**TRY IT:** Determine how many lines of the data below contain "this", then give only that number.

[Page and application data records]
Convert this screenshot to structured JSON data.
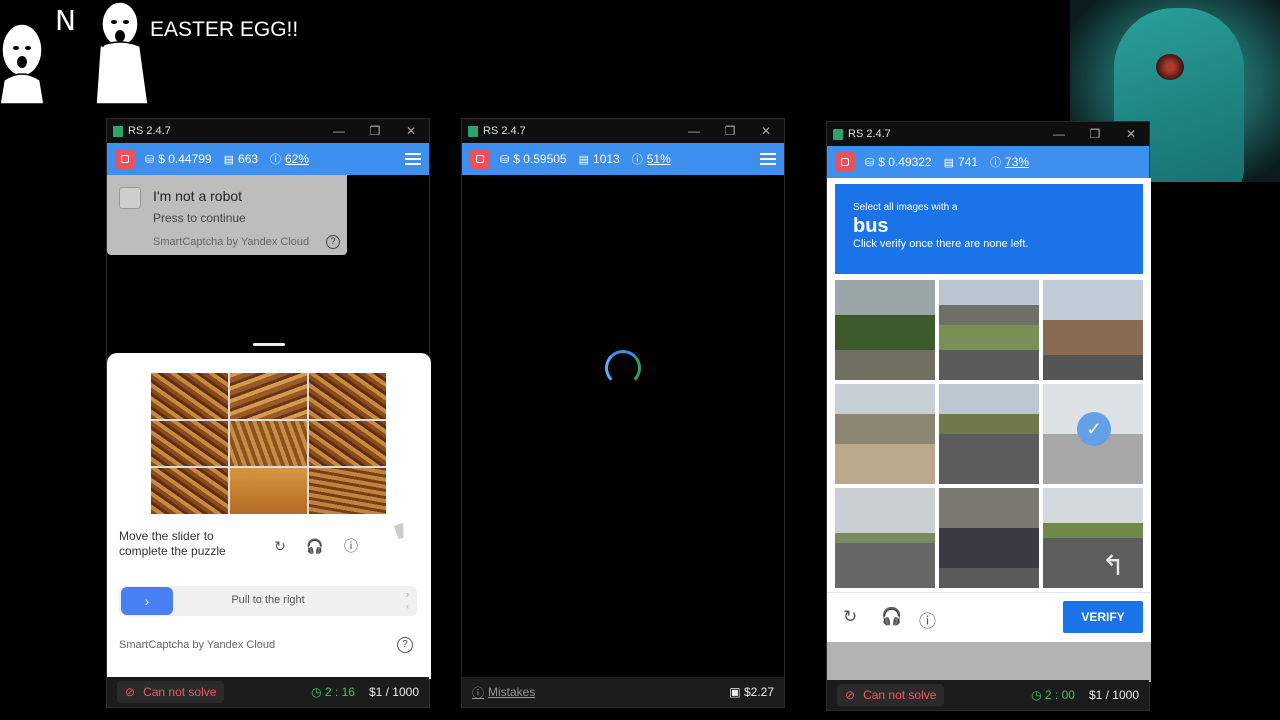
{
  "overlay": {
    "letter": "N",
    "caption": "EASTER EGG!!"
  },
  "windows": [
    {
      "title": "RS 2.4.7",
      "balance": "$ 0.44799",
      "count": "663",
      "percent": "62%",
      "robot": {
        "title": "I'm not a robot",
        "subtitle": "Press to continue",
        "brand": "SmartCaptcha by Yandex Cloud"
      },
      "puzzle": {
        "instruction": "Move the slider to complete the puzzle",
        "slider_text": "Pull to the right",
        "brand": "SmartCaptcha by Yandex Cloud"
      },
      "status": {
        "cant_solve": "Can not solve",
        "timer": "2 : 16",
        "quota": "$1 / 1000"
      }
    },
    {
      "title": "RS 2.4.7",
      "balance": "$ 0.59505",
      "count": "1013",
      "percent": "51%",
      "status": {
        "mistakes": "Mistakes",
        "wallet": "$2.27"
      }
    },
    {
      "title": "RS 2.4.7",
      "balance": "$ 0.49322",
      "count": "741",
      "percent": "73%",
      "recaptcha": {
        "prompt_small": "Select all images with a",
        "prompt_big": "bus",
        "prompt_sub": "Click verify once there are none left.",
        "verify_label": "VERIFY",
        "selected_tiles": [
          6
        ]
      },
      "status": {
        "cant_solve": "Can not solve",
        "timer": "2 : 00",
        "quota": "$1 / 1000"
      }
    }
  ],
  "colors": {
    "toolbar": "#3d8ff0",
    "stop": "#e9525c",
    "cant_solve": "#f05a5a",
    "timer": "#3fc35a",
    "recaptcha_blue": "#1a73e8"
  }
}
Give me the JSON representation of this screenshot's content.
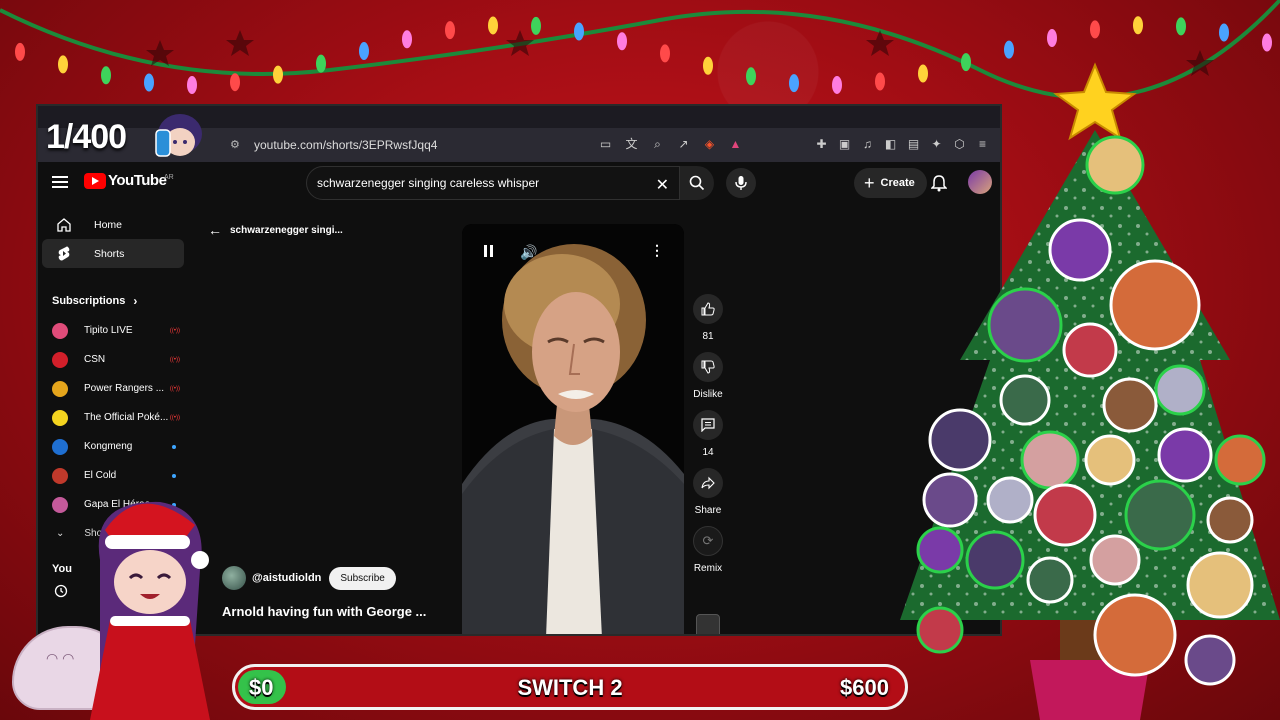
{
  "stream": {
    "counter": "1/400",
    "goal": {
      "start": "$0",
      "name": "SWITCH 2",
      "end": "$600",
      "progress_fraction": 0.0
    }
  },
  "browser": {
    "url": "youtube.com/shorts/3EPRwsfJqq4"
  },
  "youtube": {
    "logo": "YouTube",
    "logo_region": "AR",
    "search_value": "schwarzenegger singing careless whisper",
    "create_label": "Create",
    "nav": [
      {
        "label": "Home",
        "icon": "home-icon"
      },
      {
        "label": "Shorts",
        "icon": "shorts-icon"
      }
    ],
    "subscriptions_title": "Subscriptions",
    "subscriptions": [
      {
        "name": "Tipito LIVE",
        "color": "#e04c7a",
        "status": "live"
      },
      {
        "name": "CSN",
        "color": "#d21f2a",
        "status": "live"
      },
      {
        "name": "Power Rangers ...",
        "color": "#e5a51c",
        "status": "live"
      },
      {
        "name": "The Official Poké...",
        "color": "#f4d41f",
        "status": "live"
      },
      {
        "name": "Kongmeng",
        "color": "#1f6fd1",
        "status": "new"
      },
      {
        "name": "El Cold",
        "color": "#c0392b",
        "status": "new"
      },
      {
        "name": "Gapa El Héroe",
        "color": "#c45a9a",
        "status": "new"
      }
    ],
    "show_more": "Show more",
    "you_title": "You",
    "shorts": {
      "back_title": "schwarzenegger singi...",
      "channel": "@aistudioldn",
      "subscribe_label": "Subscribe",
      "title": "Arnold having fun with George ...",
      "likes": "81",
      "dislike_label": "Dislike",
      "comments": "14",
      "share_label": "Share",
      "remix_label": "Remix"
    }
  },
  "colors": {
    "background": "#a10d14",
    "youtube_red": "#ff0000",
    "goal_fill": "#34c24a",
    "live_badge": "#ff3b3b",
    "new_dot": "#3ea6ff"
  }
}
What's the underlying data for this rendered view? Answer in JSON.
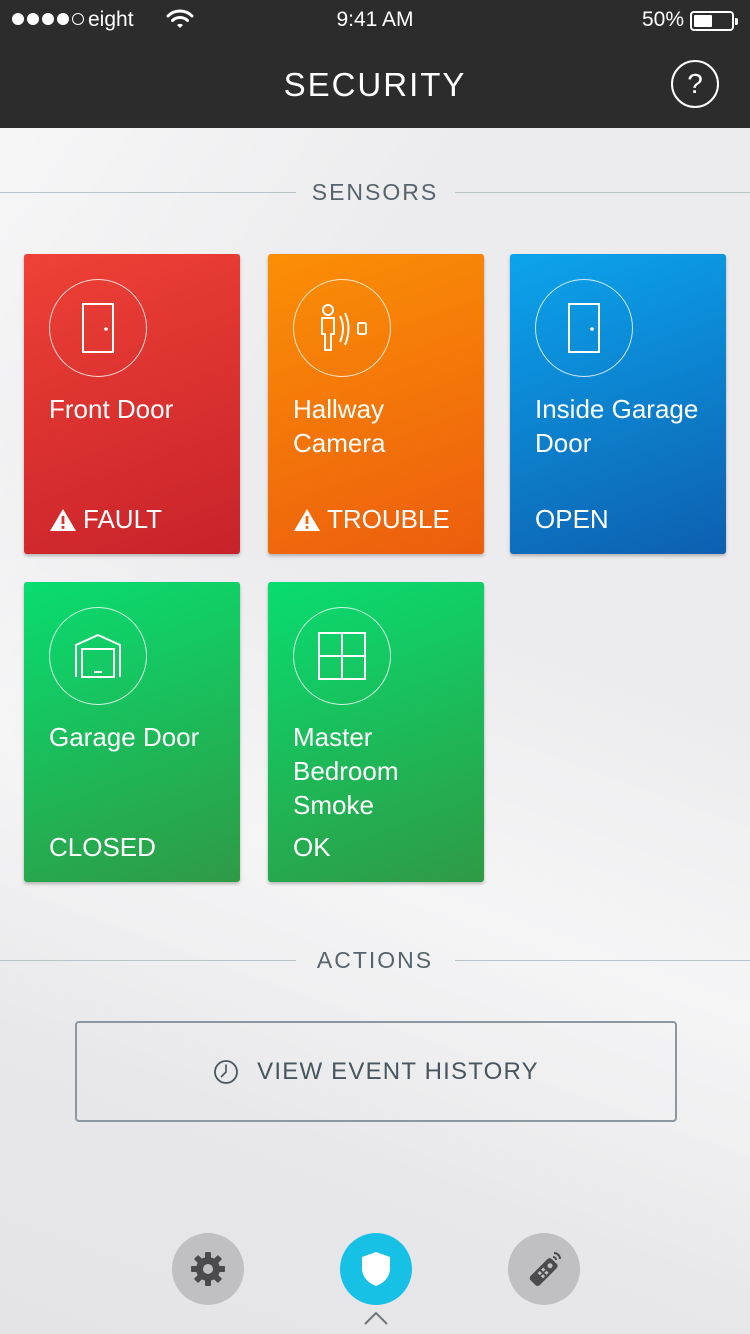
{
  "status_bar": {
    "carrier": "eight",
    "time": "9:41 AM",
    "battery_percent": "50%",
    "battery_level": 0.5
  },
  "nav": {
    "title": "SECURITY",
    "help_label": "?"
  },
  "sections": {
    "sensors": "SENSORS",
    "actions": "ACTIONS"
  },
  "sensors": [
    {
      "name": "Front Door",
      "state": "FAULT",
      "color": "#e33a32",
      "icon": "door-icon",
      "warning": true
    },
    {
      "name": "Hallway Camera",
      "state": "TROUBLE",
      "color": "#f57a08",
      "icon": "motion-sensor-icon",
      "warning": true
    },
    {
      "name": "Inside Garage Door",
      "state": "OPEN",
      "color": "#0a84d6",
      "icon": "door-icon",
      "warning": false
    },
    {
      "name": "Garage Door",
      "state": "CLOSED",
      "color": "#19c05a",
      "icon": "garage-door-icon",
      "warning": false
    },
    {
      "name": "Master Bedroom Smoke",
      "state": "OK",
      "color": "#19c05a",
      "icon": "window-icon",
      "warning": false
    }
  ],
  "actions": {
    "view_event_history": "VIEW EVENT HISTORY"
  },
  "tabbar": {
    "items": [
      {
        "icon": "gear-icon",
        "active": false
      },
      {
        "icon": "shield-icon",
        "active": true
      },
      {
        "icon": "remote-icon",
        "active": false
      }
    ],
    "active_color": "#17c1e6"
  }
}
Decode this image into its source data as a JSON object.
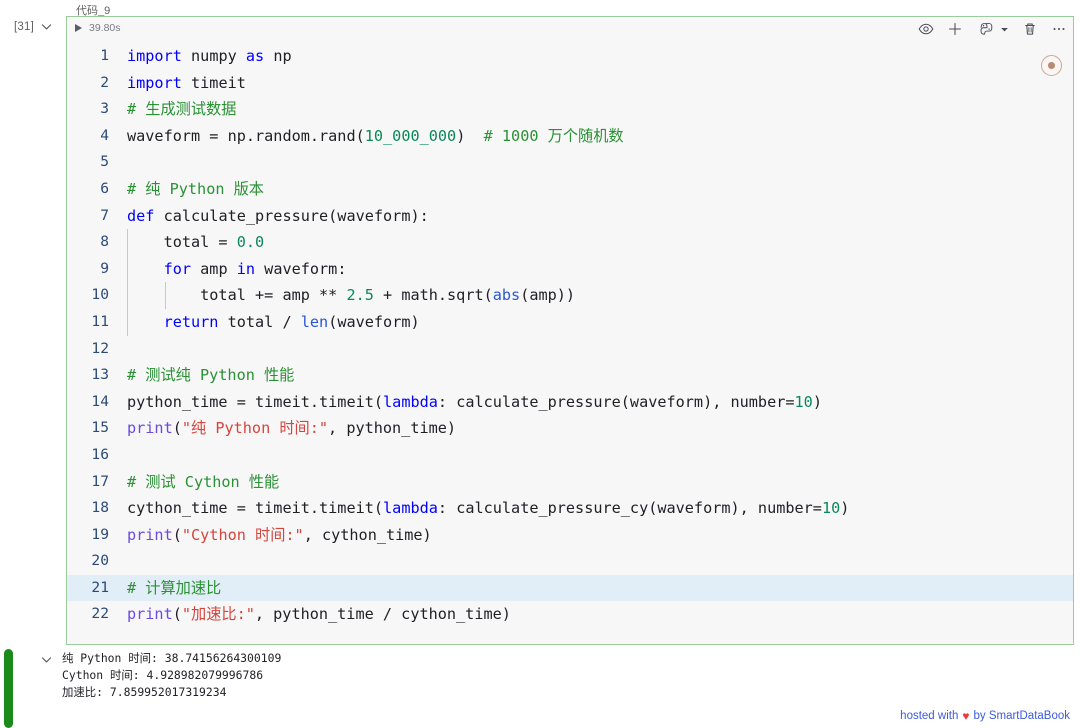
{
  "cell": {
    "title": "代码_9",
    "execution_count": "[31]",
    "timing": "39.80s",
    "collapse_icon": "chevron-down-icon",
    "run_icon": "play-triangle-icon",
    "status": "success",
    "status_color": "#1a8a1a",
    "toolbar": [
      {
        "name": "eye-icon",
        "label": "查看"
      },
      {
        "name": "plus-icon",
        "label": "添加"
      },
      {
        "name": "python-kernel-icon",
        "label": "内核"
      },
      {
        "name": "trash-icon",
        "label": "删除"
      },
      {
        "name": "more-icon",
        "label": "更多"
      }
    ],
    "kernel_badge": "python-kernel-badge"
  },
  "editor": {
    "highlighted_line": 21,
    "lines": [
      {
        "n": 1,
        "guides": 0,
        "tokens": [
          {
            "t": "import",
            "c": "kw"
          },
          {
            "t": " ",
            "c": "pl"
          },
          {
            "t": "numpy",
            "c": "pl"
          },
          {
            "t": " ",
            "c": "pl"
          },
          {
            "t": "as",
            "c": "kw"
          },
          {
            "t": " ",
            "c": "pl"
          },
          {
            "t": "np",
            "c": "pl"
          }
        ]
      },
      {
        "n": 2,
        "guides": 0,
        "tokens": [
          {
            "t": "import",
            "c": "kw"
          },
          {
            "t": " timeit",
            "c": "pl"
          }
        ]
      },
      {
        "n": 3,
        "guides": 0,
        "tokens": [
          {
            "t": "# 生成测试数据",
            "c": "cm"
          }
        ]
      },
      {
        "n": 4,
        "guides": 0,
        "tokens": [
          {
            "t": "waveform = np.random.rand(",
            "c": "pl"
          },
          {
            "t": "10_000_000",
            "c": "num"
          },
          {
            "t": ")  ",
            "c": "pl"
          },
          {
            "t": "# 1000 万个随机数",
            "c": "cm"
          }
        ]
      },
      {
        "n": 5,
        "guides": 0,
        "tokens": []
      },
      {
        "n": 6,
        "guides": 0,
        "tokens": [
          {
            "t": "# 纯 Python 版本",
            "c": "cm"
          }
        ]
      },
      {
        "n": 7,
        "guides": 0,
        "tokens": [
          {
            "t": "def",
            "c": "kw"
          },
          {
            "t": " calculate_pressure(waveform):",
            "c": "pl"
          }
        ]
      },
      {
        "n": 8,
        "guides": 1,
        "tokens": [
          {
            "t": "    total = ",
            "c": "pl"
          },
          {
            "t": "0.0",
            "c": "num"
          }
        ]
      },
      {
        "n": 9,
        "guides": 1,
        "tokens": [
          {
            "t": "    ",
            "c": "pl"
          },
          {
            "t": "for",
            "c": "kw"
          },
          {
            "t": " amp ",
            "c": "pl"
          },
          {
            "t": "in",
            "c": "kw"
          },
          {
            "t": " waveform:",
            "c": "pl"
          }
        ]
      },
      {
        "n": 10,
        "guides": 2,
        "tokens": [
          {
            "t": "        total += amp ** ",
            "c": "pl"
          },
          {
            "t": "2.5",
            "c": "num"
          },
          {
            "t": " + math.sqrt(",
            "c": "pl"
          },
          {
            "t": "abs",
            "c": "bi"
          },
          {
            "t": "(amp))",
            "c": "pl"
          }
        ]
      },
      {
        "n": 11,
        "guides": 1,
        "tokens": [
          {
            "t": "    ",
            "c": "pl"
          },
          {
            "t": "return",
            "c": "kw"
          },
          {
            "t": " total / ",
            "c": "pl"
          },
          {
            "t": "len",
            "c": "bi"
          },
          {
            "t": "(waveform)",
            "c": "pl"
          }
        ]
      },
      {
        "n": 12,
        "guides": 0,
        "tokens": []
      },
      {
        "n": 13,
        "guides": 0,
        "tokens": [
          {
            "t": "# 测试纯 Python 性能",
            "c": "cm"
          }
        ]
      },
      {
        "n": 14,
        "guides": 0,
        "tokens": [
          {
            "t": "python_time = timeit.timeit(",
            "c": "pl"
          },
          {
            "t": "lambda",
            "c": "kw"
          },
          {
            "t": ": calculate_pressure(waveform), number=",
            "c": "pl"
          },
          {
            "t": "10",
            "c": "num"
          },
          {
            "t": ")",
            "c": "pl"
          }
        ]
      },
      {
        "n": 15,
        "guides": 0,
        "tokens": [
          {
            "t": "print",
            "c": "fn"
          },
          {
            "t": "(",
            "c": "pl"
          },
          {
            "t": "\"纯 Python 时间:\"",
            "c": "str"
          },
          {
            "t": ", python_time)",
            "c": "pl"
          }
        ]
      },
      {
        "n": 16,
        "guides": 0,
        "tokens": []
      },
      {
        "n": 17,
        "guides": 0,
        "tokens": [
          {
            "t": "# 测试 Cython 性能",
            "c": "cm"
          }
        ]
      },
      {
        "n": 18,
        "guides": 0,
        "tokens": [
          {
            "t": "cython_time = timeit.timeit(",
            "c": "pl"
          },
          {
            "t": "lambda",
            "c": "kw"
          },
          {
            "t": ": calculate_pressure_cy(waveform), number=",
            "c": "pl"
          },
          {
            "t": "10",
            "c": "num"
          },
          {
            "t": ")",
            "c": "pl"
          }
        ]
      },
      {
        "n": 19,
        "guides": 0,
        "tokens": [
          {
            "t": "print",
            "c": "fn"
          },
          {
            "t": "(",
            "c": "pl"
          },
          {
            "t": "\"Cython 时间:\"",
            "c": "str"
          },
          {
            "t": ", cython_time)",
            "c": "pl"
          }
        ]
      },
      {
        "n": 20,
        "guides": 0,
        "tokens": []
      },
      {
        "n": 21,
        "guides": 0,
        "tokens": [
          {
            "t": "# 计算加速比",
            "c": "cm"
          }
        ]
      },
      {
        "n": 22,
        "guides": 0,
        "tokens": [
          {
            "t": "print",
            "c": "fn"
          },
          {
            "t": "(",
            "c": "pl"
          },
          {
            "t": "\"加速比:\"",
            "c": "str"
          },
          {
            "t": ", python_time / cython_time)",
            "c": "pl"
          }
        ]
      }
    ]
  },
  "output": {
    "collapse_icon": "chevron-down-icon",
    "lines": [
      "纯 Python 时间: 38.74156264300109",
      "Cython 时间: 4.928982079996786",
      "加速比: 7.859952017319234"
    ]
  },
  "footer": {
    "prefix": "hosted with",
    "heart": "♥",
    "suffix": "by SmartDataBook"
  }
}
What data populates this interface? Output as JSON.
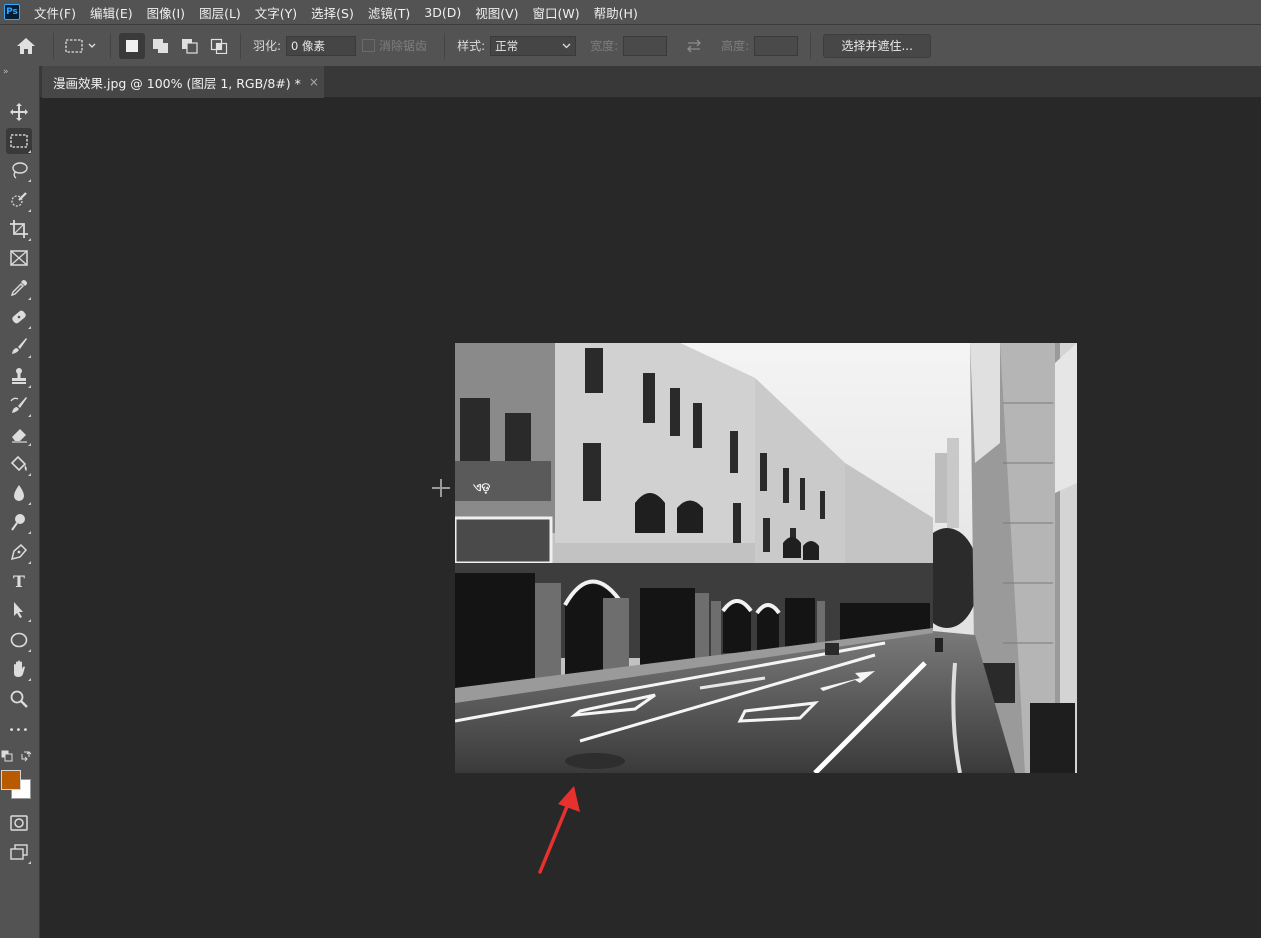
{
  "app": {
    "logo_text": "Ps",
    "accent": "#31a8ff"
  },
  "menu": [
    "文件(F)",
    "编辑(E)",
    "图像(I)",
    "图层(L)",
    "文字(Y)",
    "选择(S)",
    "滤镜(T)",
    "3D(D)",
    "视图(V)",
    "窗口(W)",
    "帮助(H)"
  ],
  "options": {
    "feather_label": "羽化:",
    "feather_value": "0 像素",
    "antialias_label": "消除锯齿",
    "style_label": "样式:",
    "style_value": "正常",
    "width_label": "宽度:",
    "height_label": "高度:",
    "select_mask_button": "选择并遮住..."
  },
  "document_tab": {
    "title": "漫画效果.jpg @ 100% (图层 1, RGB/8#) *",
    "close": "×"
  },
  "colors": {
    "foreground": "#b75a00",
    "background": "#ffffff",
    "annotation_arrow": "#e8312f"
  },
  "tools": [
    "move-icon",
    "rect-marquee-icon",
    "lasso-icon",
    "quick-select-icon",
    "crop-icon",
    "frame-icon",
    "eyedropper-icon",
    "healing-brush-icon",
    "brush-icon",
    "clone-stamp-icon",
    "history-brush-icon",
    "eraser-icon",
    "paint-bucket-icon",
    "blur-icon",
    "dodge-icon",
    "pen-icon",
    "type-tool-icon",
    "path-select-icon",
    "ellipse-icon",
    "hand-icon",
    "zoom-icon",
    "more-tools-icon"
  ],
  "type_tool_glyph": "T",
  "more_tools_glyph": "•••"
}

**ANSWER BELOW:** 5